» TASK ITEM
Using the listing that follows, return every line with the word "Hours".

» SOURCE DATA
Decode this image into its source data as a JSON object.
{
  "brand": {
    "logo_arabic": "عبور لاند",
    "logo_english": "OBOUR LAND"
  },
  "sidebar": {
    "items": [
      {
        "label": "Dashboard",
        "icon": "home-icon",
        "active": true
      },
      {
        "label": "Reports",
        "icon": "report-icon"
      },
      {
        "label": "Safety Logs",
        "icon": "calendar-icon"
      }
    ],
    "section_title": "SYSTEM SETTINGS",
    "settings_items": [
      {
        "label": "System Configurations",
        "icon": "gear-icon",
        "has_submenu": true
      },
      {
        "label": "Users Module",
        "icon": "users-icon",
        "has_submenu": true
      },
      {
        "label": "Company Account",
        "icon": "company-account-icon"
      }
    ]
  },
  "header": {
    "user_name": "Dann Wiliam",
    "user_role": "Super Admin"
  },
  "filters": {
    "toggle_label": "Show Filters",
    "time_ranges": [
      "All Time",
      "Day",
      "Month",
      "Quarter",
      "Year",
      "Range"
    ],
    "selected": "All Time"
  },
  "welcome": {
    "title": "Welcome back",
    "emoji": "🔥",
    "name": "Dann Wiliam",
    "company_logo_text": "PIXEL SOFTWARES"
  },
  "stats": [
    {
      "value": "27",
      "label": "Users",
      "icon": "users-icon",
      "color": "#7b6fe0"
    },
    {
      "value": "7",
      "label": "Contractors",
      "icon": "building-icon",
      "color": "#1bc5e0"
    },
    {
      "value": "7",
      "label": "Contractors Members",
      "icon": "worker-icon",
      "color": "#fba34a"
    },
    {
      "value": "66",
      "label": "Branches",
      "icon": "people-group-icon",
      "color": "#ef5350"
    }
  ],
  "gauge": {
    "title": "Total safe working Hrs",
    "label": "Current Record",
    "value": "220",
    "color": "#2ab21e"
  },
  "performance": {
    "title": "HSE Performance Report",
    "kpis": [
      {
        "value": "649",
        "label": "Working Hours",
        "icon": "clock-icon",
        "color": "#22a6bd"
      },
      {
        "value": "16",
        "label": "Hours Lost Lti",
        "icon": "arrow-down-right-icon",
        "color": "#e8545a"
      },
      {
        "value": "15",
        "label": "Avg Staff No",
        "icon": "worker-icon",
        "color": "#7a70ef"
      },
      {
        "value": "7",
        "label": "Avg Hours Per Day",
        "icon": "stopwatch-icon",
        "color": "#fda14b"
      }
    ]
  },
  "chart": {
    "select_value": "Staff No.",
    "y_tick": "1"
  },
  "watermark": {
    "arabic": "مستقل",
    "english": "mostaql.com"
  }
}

» RESPONSE AREA
        "label": "Working Hours",
        "label": "Hours Lost Lti",
        "label": "Avg Hours Per Day",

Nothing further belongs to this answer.